People that love to write often feel being paid for publication is the benchmark of a “real” writer. So they read all the books on writing and dutifully send off queries, filled with hope and fear that one will be accepted: hope they’ll get the chance to be a real writer, fear they won’t live up to the challenge. Sadly, for some, their fears will turn out to be well founded. The emotional highs and lows of writing for pay will be more painful then they can bear. Shocked, wounded, these natural writers will put their dreams behind them in the mistaken belief that they’re not good enough to write for publication.
Why does this happen? Because books on writing often fail to tell the aspiring writer the one thing they most need to know: the marketplace demands more than talent. It demands that the writer be skilled at dancing between the emotional states of passion and detachment. It seems like a conundrum, and it is, so let’s unravel this riddle.
The writer filled with fervor for the process of writing produces the best product. And in the marketplace, that’s just what your article, poem, short story or novel is—a product. Products, whether they are romance novels or car wax, are pretty much processed, pimped and put on the shelves the same way.

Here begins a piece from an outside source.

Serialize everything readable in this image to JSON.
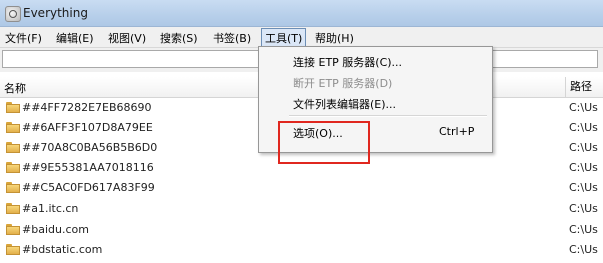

All sorts of people, from editors to advertising sales managers, have their hand in the marketing process. They have the power to tweak, alter and otherwise transfigure the product. As a writer, it takes emotional detachment to watch, even help as your beloved work is worked on.
The ability to call forth and control your emotional states is a primary survival skill if you hope to write for print. Can it be learned? Yes. In his book “Emotional Intelligence: Why It Can Matter More than IQ,” Daniel Goleman says the ability to master emotions often makes the difference between success and failure in people of equivalent intellectual abilities. He suggests these steps for increasing self-control:
(1) Pay attention to your emotional states. Don’t just let excitement or fear run riot over you. Use your writer’s “inner eye” to observe and record your own emotional states. Simply being aware of your emotions is the first step to controlling them.
(2) Get it off your chest. Rejection hurts. Seeing your carefully considered words edited for publication is painful. If your feelings have been hurt, by all means vent, but do it in a journal and not, under any circumstance, in a nasty email to an editor or a hastily posted blog. Nothing is learned from burning bridges, and you could seriously injure your chances of ever being published. Editors and publishers read the net, too, you know.
(3) Consider the other person’s point of view. Editors and publishers have to deal with issues you know nothing about. Before you take personal offence, stop to consider their side. If an editor doesn’t quickly answer your query, stop and imagine the view from their desk. If you got 1000 letters a week AND had to handle the work of 2 because of staff cuts, might you put mail on the back burner?
(4) Try not to take it personally. This can be especially difficult for writers, because our work is so very personal. But when your feelings are hurt, it’s important to take a step back and realize that in business, decisions may need to been made that have nothing to do with YOU, personally.
(5) Stay well-mannered and self-motivated. Being polite and persevering even when your feelings have been hurt is a definite sign of emotional maturity. The ability to keep your cool and keep moving ahead will take you places talent alone can only dream of.
Like any skill, learning to waltz between passion and dispassion takes practice and persistence. Some writers tap a tentative foot, then withdraw to be wallflowers the first time someone steps on their toes. But you can survive and even thrive by joining the dance with passion and purpose, accepting the thrills as well as the spills as you learn to step with the tune.